Instructions to follow
Set all of the entries down again precisely as they are written.

(Interface dataset entries)
=== Begin Enclosure ===

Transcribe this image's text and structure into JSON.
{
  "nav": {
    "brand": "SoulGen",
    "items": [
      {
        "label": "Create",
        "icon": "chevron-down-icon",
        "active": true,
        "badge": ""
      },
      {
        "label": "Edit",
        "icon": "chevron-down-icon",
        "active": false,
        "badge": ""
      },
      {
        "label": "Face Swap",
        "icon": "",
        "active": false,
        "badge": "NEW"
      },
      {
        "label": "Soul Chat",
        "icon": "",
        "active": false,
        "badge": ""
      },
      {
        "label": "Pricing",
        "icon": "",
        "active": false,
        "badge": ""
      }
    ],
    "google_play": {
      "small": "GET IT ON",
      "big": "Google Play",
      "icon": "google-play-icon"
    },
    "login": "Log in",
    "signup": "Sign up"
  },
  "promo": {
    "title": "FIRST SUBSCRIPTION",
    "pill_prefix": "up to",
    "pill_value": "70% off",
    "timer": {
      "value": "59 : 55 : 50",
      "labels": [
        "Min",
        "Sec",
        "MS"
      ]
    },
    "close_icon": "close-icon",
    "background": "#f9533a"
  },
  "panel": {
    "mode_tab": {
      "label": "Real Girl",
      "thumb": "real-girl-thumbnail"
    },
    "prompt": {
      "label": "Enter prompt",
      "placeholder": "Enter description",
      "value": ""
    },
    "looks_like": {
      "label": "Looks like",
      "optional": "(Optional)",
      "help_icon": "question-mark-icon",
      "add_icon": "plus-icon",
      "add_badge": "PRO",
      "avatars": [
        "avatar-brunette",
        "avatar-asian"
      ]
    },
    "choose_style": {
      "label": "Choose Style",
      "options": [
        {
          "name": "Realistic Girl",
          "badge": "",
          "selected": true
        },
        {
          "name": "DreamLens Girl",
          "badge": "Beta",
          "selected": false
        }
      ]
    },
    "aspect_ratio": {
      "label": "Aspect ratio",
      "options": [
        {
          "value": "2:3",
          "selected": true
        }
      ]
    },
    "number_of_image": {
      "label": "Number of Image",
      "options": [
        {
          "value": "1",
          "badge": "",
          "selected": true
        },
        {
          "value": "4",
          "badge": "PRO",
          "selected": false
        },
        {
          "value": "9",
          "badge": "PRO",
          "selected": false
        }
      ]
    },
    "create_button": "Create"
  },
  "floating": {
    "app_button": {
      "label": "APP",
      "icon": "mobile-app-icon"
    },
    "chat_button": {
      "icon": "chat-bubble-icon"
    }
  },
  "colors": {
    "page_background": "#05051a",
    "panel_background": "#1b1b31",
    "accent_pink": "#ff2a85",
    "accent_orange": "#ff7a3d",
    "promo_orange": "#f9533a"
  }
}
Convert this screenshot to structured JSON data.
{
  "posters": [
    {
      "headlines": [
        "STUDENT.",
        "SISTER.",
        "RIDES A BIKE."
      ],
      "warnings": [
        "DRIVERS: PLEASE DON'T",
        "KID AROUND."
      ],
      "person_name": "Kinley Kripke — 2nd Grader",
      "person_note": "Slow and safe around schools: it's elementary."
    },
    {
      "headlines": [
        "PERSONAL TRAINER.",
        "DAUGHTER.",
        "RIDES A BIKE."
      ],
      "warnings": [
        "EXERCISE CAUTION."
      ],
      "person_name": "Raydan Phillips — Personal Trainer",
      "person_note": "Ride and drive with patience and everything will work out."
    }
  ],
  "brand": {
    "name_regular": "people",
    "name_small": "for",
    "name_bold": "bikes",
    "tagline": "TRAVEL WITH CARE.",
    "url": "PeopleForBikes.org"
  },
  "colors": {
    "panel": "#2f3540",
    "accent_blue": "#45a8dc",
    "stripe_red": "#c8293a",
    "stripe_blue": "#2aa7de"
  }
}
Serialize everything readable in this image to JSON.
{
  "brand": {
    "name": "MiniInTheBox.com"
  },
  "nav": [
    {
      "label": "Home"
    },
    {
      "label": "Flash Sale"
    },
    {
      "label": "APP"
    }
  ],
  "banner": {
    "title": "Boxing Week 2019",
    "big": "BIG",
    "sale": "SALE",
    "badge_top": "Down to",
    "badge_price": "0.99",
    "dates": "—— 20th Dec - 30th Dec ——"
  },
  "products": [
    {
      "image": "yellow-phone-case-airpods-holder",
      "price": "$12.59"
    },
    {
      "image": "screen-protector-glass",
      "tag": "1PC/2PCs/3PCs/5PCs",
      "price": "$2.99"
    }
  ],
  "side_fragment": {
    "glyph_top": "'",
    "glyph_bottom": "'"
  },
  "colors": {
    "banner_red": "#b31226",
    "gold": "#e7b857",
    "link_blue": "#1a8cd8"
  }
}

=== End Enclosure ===

Answer to the problem
Transcribe this image's text and structure into JSON.
{
  "nav": {
    "brand": "SoulGen",
    "items": [
      {
        "label": "Create",
        "icon": "chevron-down-icon",
        "active": true,
        "badge": ""
      },
      {
        "label": "Edit",
        "icon": "chevron-down-icon",
        "active": false,
        "badge": ""
      },
      {
        "label": "Face Swap",
        "icon": "",
        "active": false,
        "badge": "NEW"
      },
      {
        "label": "Soul Chat",
        "icon": "",
        "active": false,
        "badge": ""
      },
      {
        "label": "Pricing",
        "icon": "",
        "active": false,
        "badge": ""
      }
    ],
    "google_play": {
      "small": "GET IT ON",
      "big": "Google Play",
      "icon": "google-play-icon"
    },
    "login": "Log in",
    "signup": "Sign up"
  },
  "promo": {
    "title": "FIRST SUBSCRIPTION",
    "pill_prefix": "up to",
    "pill_value": "70% off",
    "timer": {
      "value": "59 : 55 : 50",
      "labels": [
        "Min",
        "Sec",
        "MS"
      ]
    },
    "close_icon": "close-icon",
    "background": "#f9533a"
  },
  "panel": {
    "mode_tab": {
      "label": "Real Girl",
      "thumb": "real-girl-thumbnail"
    },
    "prompt": {
      "label": "Enter prompt",
      "placeholder": "Enter description",
      "value": ""
    },
    "looks_like": {
      "label": "Looks like",
      "optional": "(Optional)",
      "help_icon": "question-mark-icon",
      "add_icon": "plus-icon",
      "add_badge": "PRO",
      "avatars": [
        "avatar-brunette",
        "avatar-asian"
      ]
    },
    "choose_style": {
      "label": "Choose Style",
      "options": [
        {
          "name": "Realistic Girl",
          "badge": "",
          "selected": true
        },
        {
          "name": "DreamLens Girl",
          "badge": "Beta",
          "selected": false
        }
      ]
    },
    "aspect_ratio": {
      "label": "Aspect ratio",
      "options": [
        {
          "value": "2:3",
          "selected": true
        }
      ]
    },
    "number_of_image": {
      "label": "Number of Image",
      "options": [
        {
          "value": "1",
          "badge": "",
          "selected": true
        },
        {
          "value": "4",
          "badge": "PRO",
          "selected": false
        },
        {
          "value": "9",
          "badge": "PRO",
          "selected": false
        }
      ]
    },
    "create_button": "Create"
  },
  "floating": {
    "app_button": {
      "label": "APP",
      "icon": "mobile-app-icon"
    },
    "chat_button": {
      "icon": "chat-bubble-icon"
    }
  },
  "colors": {
    "page_background": "#05051a",
    "panel_background": "#1b1b31",
    "accent_pink": "#ff2a85",
    "accent_orange": "#ff7a3d",
    "promo_orange": "#f9533a"
  }
}
Convert this screenshot to structured JSON data.
{
  "posters": [
    {
      "headlines": [
        "STUDENT.",
        "SISTER.",
        "RIDES A BIKE."
      ],
      "warnings": [
        "DRIVERS: PLEASE DON'T",
        "KID AROUND."
      ],
      "person_name": "Kinley Kripke — 2nd Grader",
      "person_note": "Slow and safe around schools: it's elementary."
    },
    {
      "headlines": [
        "PERSONAL TRAINER.",
        "DAUGHTER.",
        "RIDES A BIKE."
      ],
      "warnings": [
        "EXERCISE CAUTION."
      ],
      "person_name": "Raydan Phillips — Personal Trainer",
      "person_note": "Ride and drive with patience and everything will work out."
    }
  ],
  "brand": {
    "name_regular": "people",
    "name_small": "for",
    "name_bold": "bikes",
    "tagline": "TRAVEL WITH CARE.",
    "url": "PeopleForBikes.org"
  },
  "colors": {
    "panel": "#2f3540",
    "accent_blue": "#45a8dc",
    "stripe_red": "#c8293a",
    "stripe_blue": "#2aa7de"
  }
}
Serialize everything readable in this image to JSON.
{
  "brand": {
    "name": "MiniInTheBox.com"
  },
  "nav": [
    {
      "label": "Home"
    },
    {
      "label": "Flash Sale"
    },
    {
      "label": "APP"
    }
  ],
  "banner": {
    "title": "Boxing Week 2019",
    "big": "BIG",
    "sale": "SALE",
    "badge_top": "Down to",
    "badge_price": "0.99",
    "dates": "—— 20th Dec - 30th Dec ——"
  },
  "products": [
    {
      "image": "yellow-phone-case-airpods-holder",
      "price": "$12.59"
    },
    {
      "image": "screen-protector-glass",
      "tag": "1PC/2PCs/3PCs/5PCs",
      "price": "$2.99"
    }
  ],
  "side_fragment": {
    "glyph_top": "'",
    "glyph_bottom": "'"
  },
  "colors": {
    "banner_red": "#b31226",
    "gold": "#e7b857",
    "link_blue": "#1a8cd8"
  }
}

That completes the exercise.